Winning and Losing

by Rachel

It's a game. Sometimes a constant one.  At any point in the day my mind can be spinning and trying to "play the game," or at the very least, remember that I'm in a game.

The game is different for each kid. I have three who play it,  so everyday, I'm in three different games.

For one the game is, "I'm trying to make you love me." This is tricky, because you never really know when they're being real. You can't gauge if what they're saying is just to please you, or what they truly think. In this game, I can't read too much into anything. I can't assume anything that's said is permanent, true, or what he will continue to think in two minutes, two days, or two weeks. This game can end and turn into a different game. And when that happens is completely unknown.

For one of my kids the game is, "I'm trying to make you stop loving me." This one is RAD. It's a blast for everyone {insert sarcasm}. This one is so ready for a fight he comes swinging before we even open up our mouths. The swings are meant to be deadly. They're meant to be the final blow each and every time.

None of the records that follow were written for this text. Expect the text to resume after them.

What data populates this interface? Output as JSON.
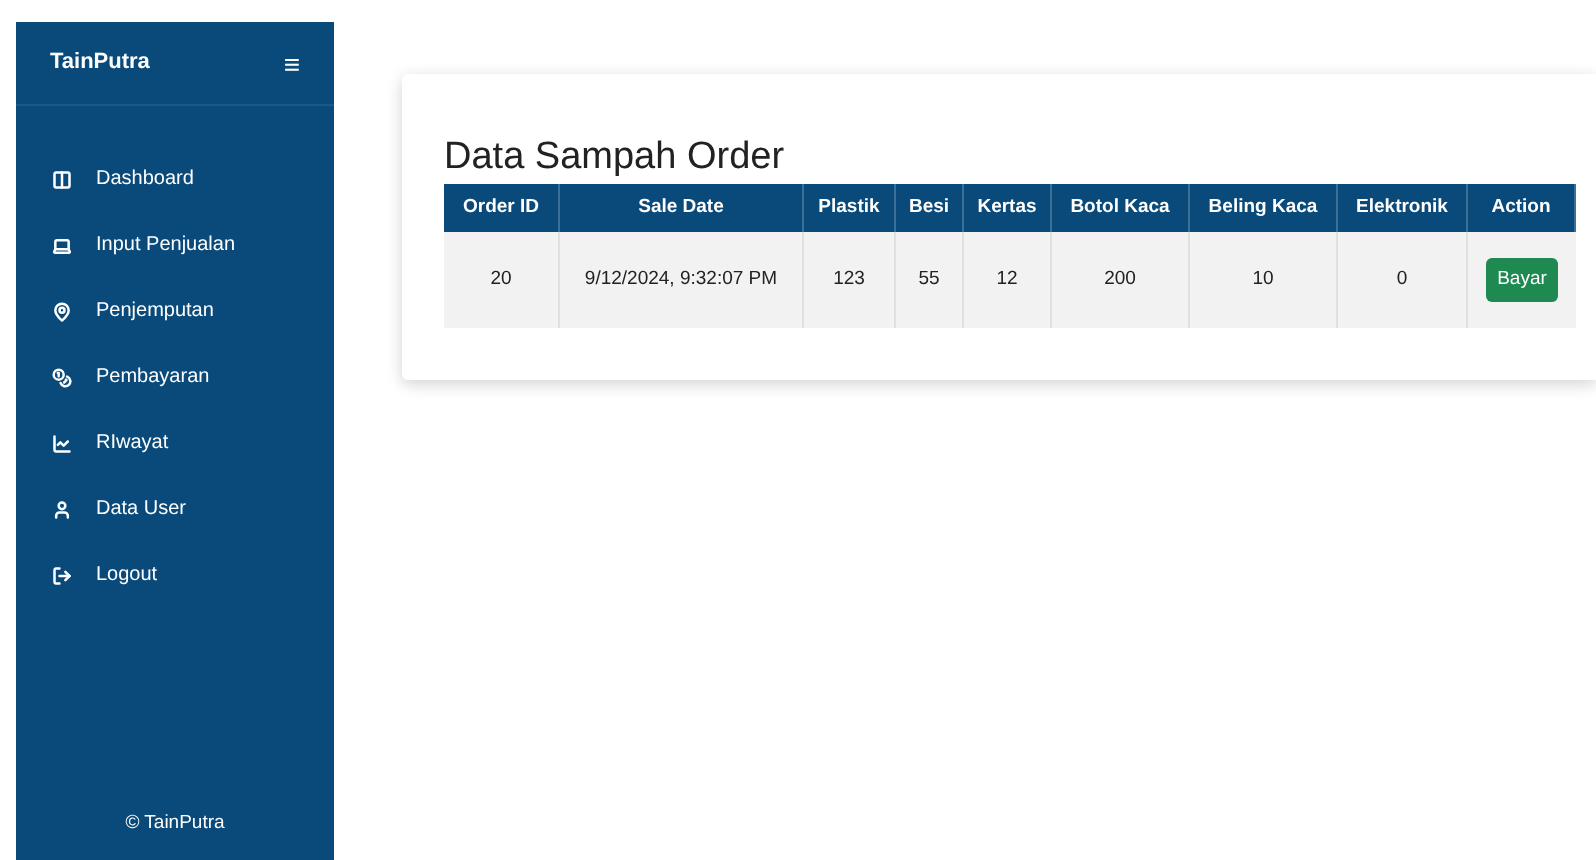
{
  "sidebar": {
    "brand": "TainPutra",
    "menu_icon": "≡",
    "items": [
      "Dashboard",
      "Input Penjualan",
      "Penjemputan",
      "Pembayaran",
      "RIwayat",
      "Data User",
      "Logout"
    ],
    "footer": "© TainPutra"
  },
  "main": {
    "title": "Data Sampah Order",
    "table": {
      "columns": [
        "Order ID",
        "Sale Date",
        "Plastik",
        "Besi",
        "Kertas",
        "Botol Kaca",
        "Beling Kaca",
        "Elektronik",
        "Action"
      ],
      "rows": [
        {
          "cells": [
            "20",
            "9/12/2024, 9:32:07 PM",
            "123",
            "55",
            "12",
            "200",
            "10",
            "0"
          ],
          "action": "Bayar"
        }
      ]
    }
  }
}
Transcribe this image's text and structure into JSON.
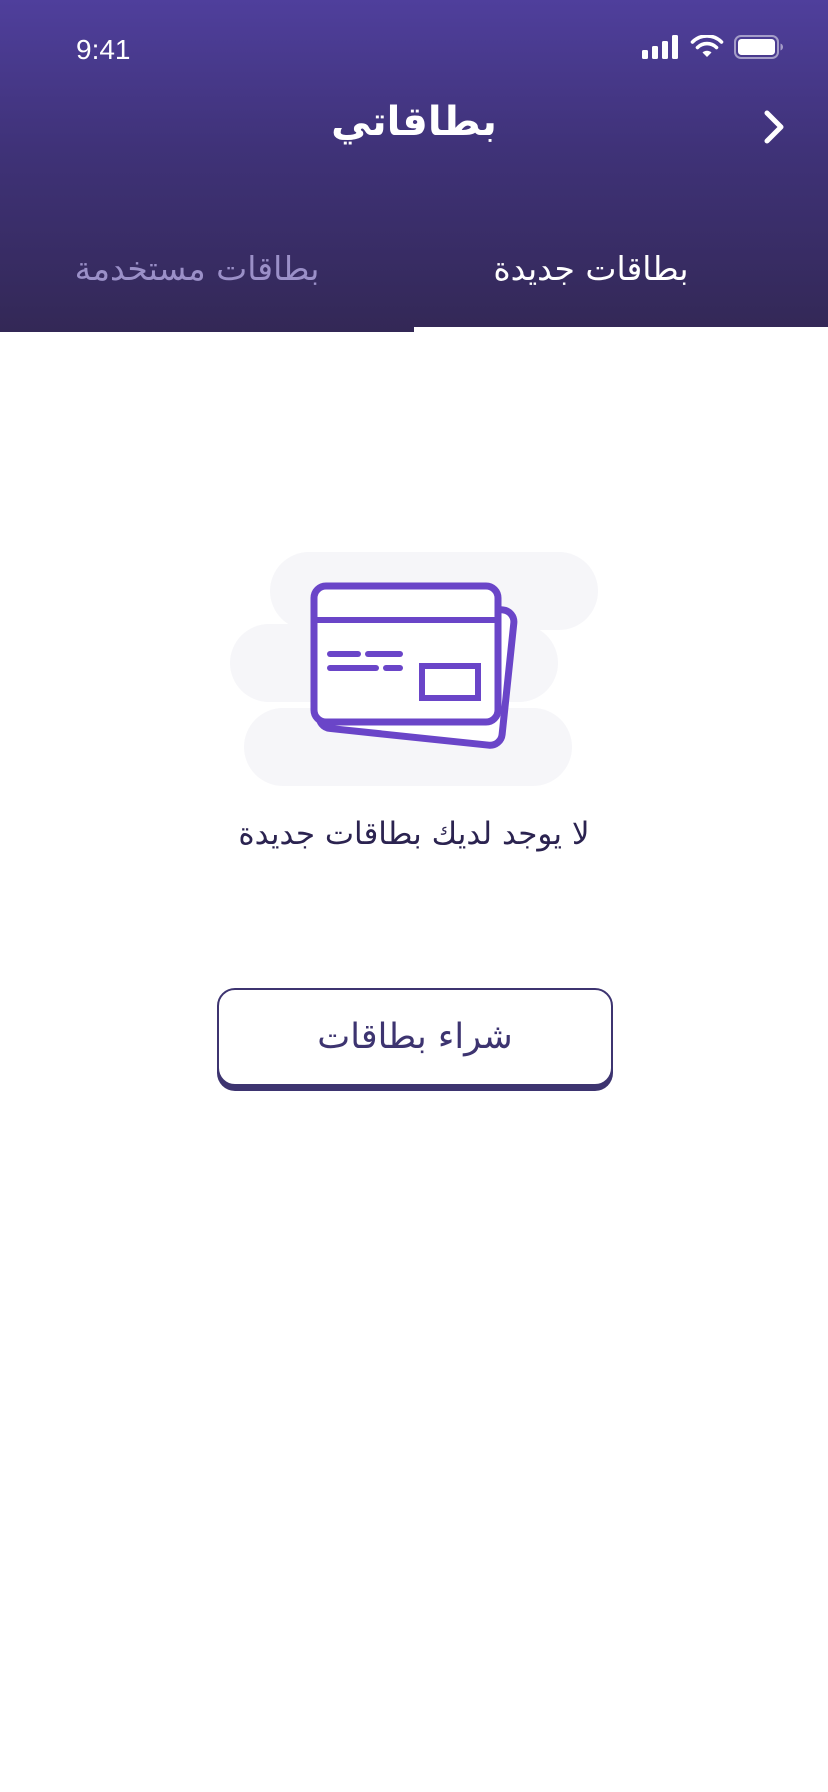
{
  "status_bar": {
    "time": "9:41"
  },
  "header": {
    "title": "بطاقاتي",
    "back_icon": "chevron-right-icon"
  },
  "tabs": [
    {
      "label": "بطاقات جديدة",
      "active": true
    },
    {
      "label": "بطاقات مستخدمة",
      "active": false
    }
  ],
  "empty_state": {
    "icon": "credit-cards-icon",
    "message": "لا يوجد لديك بطاقات جديدة"
  },
  "actions": {
    "buy_label": "شراء بطاقات"
  },
  "colors": {
    "header_top": "#4f3f9c",
    "header_bottom": "#332856",
    "accent": "#6a45c8",
    "button_border": "#3d3470",
    "inactive_tab": "#9b90c8"
  }
}
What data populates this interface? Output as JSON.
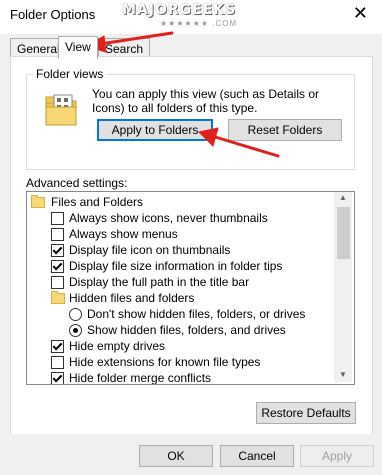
{
  "window": {
    "title": "Folder Options",
    "close_glyph": "✕",
    "watermark": "MAJORGEEKS",
    "watermark_sub": "★★★★★★ .COM"
  },
  "tabs": [
    {
      "label": "General",
      "active": false
    },
    {
      "label": "View",
      "active": true
    },
    {
      "label": "Search",
      "active": false
    }
  ],
  "folder_views": {
    "group_title": "Folder views",
    "description": "You can apply this view (such as Details or Icons) to all folders of this type.",
    "apply_button": "Apply to Folders",
    "reset_button": "Reset Folders"
  },
  "advanced": {
    "label": "Advanced settings:",
    "items": [
      {
        "type": "folder",
        "label": "Files and Folders",
        "level": 0
      },
      {
        "type": "checkbox",
        "label": "Always show icons, never thumbnails",
        "checked": false,
        "level": 1
      },
      {
        "type": "checkbox",
        "label": "Always show menus",
        "checked": false,
        "level": 1
      },
      {
        "type": "checkbox",
        "label": "Display file icon on thumbnails",
        "checked": true,
        "level": 1
      },
      {
        "type": "checkbox",
        "label": "Display file size information in folder tips",
        "checked": true,
        "level": 1
      },
      {
        "type": "checkbox",
        "label": "Display the full path in the title bar",
        "checked": false,
        "level": 1
      },
      {
        "type": "folder",
        "label": "Hidden files and folders",
        "level": 1
      },
      {
        "type": "radio",
        "label": "Don't show hidden files, folders, or drives",
        "selected": false,
        "level": 2
      },
      {
        "type": "radio",
        "label": "Show hidden files, folders, and drives",
        "selected": true,
        "level": 2
      },
      {
        "type": "checkbox",
        "label": "Hide empty drives",
        "checked": true,
        "level": 1
      },
      {
        "type": "checkbox",
        "label": "Hide extensions for known file types",
        "checked": false,
        "level": 1
      },
      {
        "type": "checkbox",
        "label": "Hide folder merge conflicts",
        "checked": true,
        "level": 1
      }
    ],
    "restore_button": "Restore Defaults"
  },
  "footer": {
    "ok": "OK",
    "cancel": "Cancel",
    "apply": "Apply"
  },
  "colors": {
    "annotation_arrow": "#e0201b",
    "focus_border": "#0078d7"
  }
}
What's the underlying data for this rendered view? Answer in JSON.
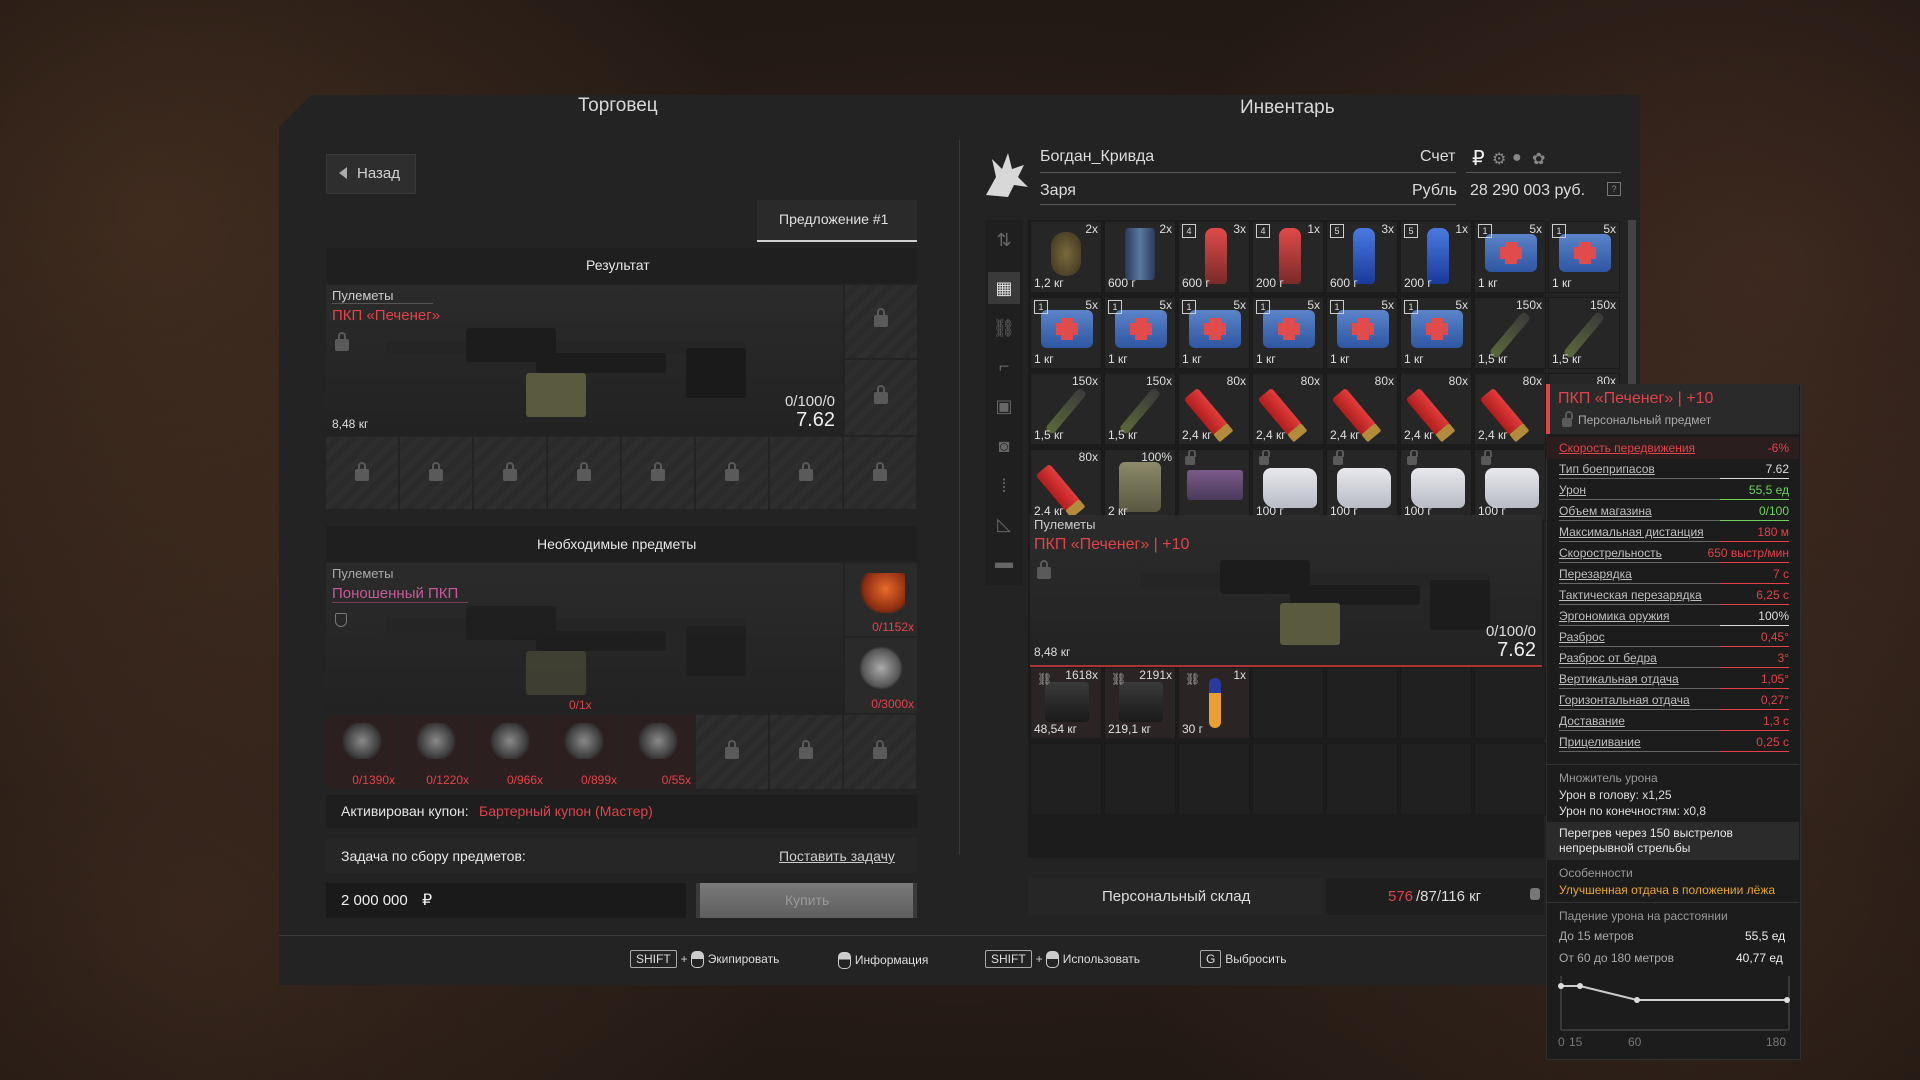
{
  "trader": {
    "header": "Торговец",
    "back_label": "Назад",
    "offer_tab": "Предложение #1",
    "result_title": "Результат",
    "result_item": {
      "category": "Пулеметы",
      "name": "ПКП «Печенег»",
      "weight": "8,48 кг",
      "durability": "0/100/0",
      "caliber": "7.62"
    },
    "required_title": "Необходимые предметы",
    "required_item": {
      "category": "Пулеметы",
      "name": "Поношенный ПКП",
      "count": "0/1x"
    },
    "side_materials": [
      {
        "count": "0/1152x"
      },
      {
        "count": "0/3000x"
      }
    ],
    "materials": [
      {
        "count": "0/1390x"
      },
      {
        "count": "0/1220x"
      },
      {
        "count": "0/966x"
      },
      {
        "count": "0/899x"
      },
      {
        "count": "0/55x"
      }
    ],
    "coupon_label": "Активирован купон:",
    "coupon_value": "Бартерный купон (Мастер)",
    "task_label": "Задача по сбору предметов:",
    "task_link": "Поставить задачу",
    "price": "2 000 000",
    "currency_symbol": "₽",
    "buy_label": "Купить"
  },
  "inventory": {
    "header": "Инвентарь",
    "player_name": "Богдан_Кривда",
    "faction": "Заря",
    "account_label": "Счет",
    "currency_label": "Рубль",
    "balance": "28 290 003 руб.",
    "items_row1": [
      {
        "count": "2x",
        "weight": "1,2 кг",
        "icon": "grenade-icon"
      },
      {
        "count": "2x",
        "weight": "600 г",
        "icon": "can-icon"
      },
      {
        "count": "3x",
        "weight": "600 г",
        "icon": "bottle-icon",
        "level": "4"
      },
      {
        "count": "1x",
        "weight": "200 г",
        "icon": "bottle-icon",
        "level": "4"
      },
      {
        "count": "3x",
        "weight": "600 г",
        "icon": "bottle-icon",
        "level": "5"
      },
      {
        "count": "1x",
        "weight": "200 г",
        "icon": "bottle-icon",
        "level": "5"
      },
      {
        "count": "5x",
        "weight": "1 кг",
        "icon": "medkit-icon",
        "level": "1"
      },
      {
        "count": "5x",
        "weight": "1 кг",
        "icon": "medkit-icon",
        "level": "1"
      }
    ],
    "items_row2": [
      {
        "count": "5x",
        "weight": "1 кг",
        "icon": "medkit-icon",
        "level": "1"
      },
      {
        "count": "5x",
        "weight": "1 кг",
        "icon": "medkit-icon",
        "level": "1"
      },
      {
        "count": "5x",
        "weight": "1 кг",
        "icon": "medkit-icon",
        "level": "1"
      },
      {
        "count": "5x",
        "weight": "1 кг",
        "icon": "medkit-icon",
        "level": "1"
      },
      {
        "count": "5x",
        "weight": "1 кг",
        "icon": "medkit-icon",
        "level": "1"
      },
      {
        "count": "5x",
        "weight": "1 кг",
        "icon": "medkit-icon",
        "level": "1"
      },
      {
        "count": "150x",
        "weight": "1,5 кг",
        "icon": "rifle-round-icon"
      },
      {
        "count": "150x",
        "weight": "1,5 кг",
        "icon": "rifle-round-icon"
      }
    ],
    "items_row3": [
      {
        "count": "150x",
        "weight": "1,5 кг",
        "icon": "rifle-round-icon"
      },
      {
        "count": "150x",
        "weight": "1,5 кг",
        "icon": "rifle-round-icon"
      },
      {
        "count": "80x",
        "weight": "2,4 кг",
        "icon": "shotgun-shell-icon"
      },
      {
        "count": "80x",
        "weight": "2,4 кг",
        "icon": "shotgun-shell-icon"
      },
      {
        "count": "80x",
        "weight": "2,4 кг",
        "icon": "shotgun-shell-icon"
      },
      {
        "count": "80x",
        "weight": "2,4 кг",
        "icon": "shotgun-shell-icon"
      },
      {
        "count": "80x",
        "weight": "2,4 кг",
        "icon": "shotgun-shell-icon"
      },
      {
        "count": "80x",
        "weight": "",
        "icon": "shotgun-shell-icon"
      }
    ],
    "items_row4": [
      {
        "count": "80x",
        "weight": "2,4 кг",
        "icon": "shotgun-shell-icon"
      },
      {
        "count": "100%",
        "weight": "2 кг",
        "icon": "jerrycan-icon"
      },
      {
        "count": "",
        "weight": "",
        "icon": "cassette-icon"
      },
      {
        "count": "",
        "weight": "100 г",
        "icon": "bag-icon"
      },
      {
        "count": "",
        "weight": "100 г",
        "icon": "bag-icon"
      },
      {
        "count": "",
        "weight": "100 г",
        "icon": "bag-icon"
      },
      {
        "count": "",
        "weight": "100 г",
        "icon": "bag-icon"
      }
    ],
    "weapon": {
      "category": "Пулеметы",
      "name": "ПКП «Печенег» | +10",
      "weight": "8,48 кг",
      "durability": "0/100/0",
      "caliber": "7.62"
    },
    "small_items": [
      {
        "count": "1618x",
        "weight": "48,54 кг",
        "icon": "scrap-icon"
      },
      {
        "count": "2191x",
        "weight": "219,1 кг",
        "icon": "part-icon"
      },
      {
        "count": "1x",
        "weight": "30 г",
        "icon": "round-icon"
      }
    ],
    "stash_label": "Персональный склад",
    "weight_current": "576",
    "weight_rest": "/87/116 кг"
  },
  "tooltip": {
    "title": "ПКП «Печенег» | +10",
    "subtitle": "Персональный предмет",
    "stats": [
      {
        "name": "Скорость передвижения",
        "value": "-6%",
        "color": "#e2434b"
      },
      {
        "name": "Тип боеприпасов",
        "value": "7.62",
        "color": "#dddddd"
      },
      {
        "name": "Урон",
        "value": "55,5 ед",
        "color": "#6fd35a"
      },
      {
        "name": "Объем магазина",
        "value": "0/100",
        "color": "#6fd35a"
      },
      {
        "name": "Максимальная дистанция",
        "value": "180 м",
        "color": "#e2434b"
      },
      {
        "name": "Скорострельность",
        "value": "650 выстр/мин",
        "color": "#e2434b"
      },
      {
        "name": "Перезарядка",
        "value": "7 с",
        "color": "#e2434b"
      },
      {
        "name": "Тактическая перезарядка",
        "value": "6,25 с",
        "color": "#e2434b"
      },
      {
        "name": "Эргономика оружия",
        "value": "100%",
        "color": "#dddddd"
      },
      {
        "name": "Разброс",
        "value": "0,45°",
        "color": "#e2434b"
      },
      {
        "name": "Разброс от бедра",
        "value": "3°",
        "color": "#e2434b"
      },
      {
        "name": "Вертикальная отдача",
        "value": "1,05°",
        "color": "#e2434b"
      },
      {
        "name": "Горизонтальная отдача",
        "value": "0,27°",
        "color": "#e2434b"
      },
      {
        "name": "Доставание",
        "value": "1,3 с",
        "color": "#e2434b"
      },
      {
        "name": "Прицеливание",
        "value": "0,25 с",
        "color": "#e2434b"
      }
    ],
    "multiplier_title": "Множитель урона",
    "head_mult": "Урон в голову: х1,25",
    "limbs_mult": "Урон по конечностям: х0,8",
    "overheat": "Перегрев через 150 выстрелов непрерывной стрельбы",
    "features_title": "Особенности",
    "feature": "Улучшенная отдача в положении лёжа",
    "falloff_title": "Падение урона на расстоянии",
    "falloff": [
      {
        "label": "До 15 метров",
        "value": "55,5 ед"
      },
      {
        "label": "От 60 до 180 метров",
        "value": "40,77 ед"
      }
    ],
    "graph_ticks": [
      "0",
      "15",
      "60",
      "180"
    ]
  },
  "hints": [
    {
      "key": "SHIFT",
      "label": "Экипировать"
    },
    {
      "key": "",
      "label": "Информация"
    },
    {
      "key": "SHIFT",
      "label": "Использовать"
    },
    {
      "key": "G",
      "label": "Выбросить"
    }
  ],
  "colors": {
    "accent_red": "#e2434b",
    "accent_pink": "#c45a9b",
    "positive": "#6fd35a"
  }
}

With this one I have to know that everything is opposite. "I hate you" means "I am scared to love you."  Anger means he is masking hurt. Running means, "If you chase me, I'll know you love me" (bear in mind you're being shoved away the entire chase). Throwing word punches are a test of your ability to stay standing, and quitting the family means, "How much do you even want me to stay?"  Everything is opposite and everything has hidden meaning. Until some healing comes, there is zero stability.  However,  with this one, the equation has stayed consistent. Which means I can actually "play the game" accordingly. For now.

The last game we play is the most exhausting for me. It involves the one who spent a long time trying to make us love him (though our love came with no strings attached), and then was angry that he had to make us love him, and that we didn't love who he truly was. Even though he didn't give us the chance to even know who that was. He carries a grudge regularly. Everything he does is some sort of manipulation, but the equation changes daily, and I'm at a loss for what it is.  I'm not sure anyone really knows this person at his core, least of all himself.

This is the one I have let push me away the most, and for the life of me, I don't even know if he cares.  This game I am certainly losing, because I don't know the rules, the object of the game or the strategy. This one I have to leave to God constantly.  There is nothing else I can do. I have no idea if he will come to Christmas, his own birthday celebration, or even want us in his life when he gets married one day. This one is a puzzle, one where I have lost the box top and I'm pretty sure four different puzzles got thrown into the mix.

When we started adopting kids I didn't know about the games.  I didn't know each one played a different one.  I didn't know some could be mastered and some you might feel like you're losing at daily.  I knew none of that.

What I knew was I was committing a lifetime to this child, to be MY child. I knew that no matter what, my love could never stop, even when I'm at my wits' end.

So no matter how hard the games are, or how bad I can be at them, they aren't really the point are they?

Somedays, I just need to remind myself of that. And trust that God has the instructions to all of them.

rachel bio pic.jpg

Rachel is a 32 year old mom with 6 kids married to the best man she knows, Joey. Her kids are 2,4,7,16,20, and 21. God keeps bringing them teens and asking them to adopt them. Like crazy people, they keep saying yes. What could seem like the worst possible age to adopt in the world, has become God's beautiful redemption story playing out right before their very eyes. And it is good.